Author(s): Steven J. Jirik, Stephen C. Bunting
Year Published: 1994

Prescribed fire is an important management tool to increase herbaceous productivity and maintain seral communities of Intermountain sagebrush grasslands. Currently, pastures treated with prescribed fire are rested from livestock grazing before burning to allow fine fuel accumulation, and rested a full year following burning to restore bunchgrass vigor. This study examined the post-fire defoliation response of Agropyron spicatum and Sitanion hystrix to three different defoliation treatments: an early season defoliation during the boot phenological stage, late season defoliation after seedset, and non-defoliation. Plant response to these defoliation timings was compared to determine the amount of non-use required to restore vigor to these species following fire. Mortality was low for late and non-defoliated plants of both species. Results indicate no differences between late season and non-defoliated plants for biomass production, basal area, or culm number for Agropyron. No differences in Sitanion culm number resulted between the late and non defoliated treatments. Sitanion biomass production differed between late and non-defoliated treatments at Emmett, but not at Craters of the Moon. Basal area and culm number of late and non-defoliated plants of both species increased as compared to the first post-burn season.
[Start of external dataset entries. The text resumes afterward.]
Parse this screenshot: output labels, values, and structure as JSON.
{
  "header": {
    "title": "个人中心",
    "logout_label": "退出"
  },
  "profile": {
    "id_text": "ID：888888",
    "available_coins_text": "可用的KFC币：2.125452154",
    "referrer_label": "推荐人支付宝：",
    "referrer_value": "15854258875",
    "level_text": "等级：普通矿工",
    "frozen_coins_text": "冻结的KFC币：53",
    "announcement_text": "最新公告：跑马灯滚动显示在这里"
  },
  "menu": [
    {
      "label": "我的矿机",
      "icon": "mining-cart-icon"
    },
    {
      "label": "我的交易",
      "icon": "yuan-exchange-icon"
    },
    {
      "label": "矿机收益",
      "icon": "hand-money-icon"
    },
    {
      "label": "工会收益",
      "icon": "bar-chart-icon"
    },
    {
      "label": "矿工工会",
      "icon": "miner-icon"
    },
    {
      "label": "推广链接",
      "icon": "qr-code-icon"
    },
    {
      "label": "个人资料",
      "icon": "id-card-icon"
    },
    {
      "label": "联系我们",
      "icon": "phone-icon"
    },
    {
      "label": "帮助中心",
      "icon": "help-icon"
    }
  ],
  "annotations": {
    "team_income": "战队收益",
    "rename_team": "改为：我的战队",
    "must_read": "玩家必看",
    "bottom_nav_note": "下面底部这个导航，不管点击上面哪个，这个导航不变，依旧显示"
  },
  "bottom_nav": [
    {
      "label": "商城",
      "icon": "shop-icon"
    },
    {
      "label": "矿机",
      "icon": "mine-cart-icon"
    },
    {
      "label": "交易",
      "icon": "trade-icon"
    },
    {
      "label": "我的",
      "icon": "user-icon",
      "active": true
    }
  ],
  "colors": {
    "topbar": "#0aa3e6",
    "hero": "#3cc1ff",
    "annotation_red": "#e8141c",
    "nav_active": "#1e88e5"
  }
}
Citation: Jirik, S. J.; Bunting, S. C. 1994. Postfire defoliation response of Agropyron spicatum and Sitanion hystrix. International Journal of Wildland Fire. 4(2): 77-82.
Topic(s): Fire Effects, Ecological - Second Order, Vegetation
Ecosystem(s): Sagebrush steppe, Lower montane/foothills/valley grassland
Document Type: Book or Chapter or Journal Article
NRFSN number: 11446
FRAMES RCS number: 9231
Record updated: Apr 20, 2017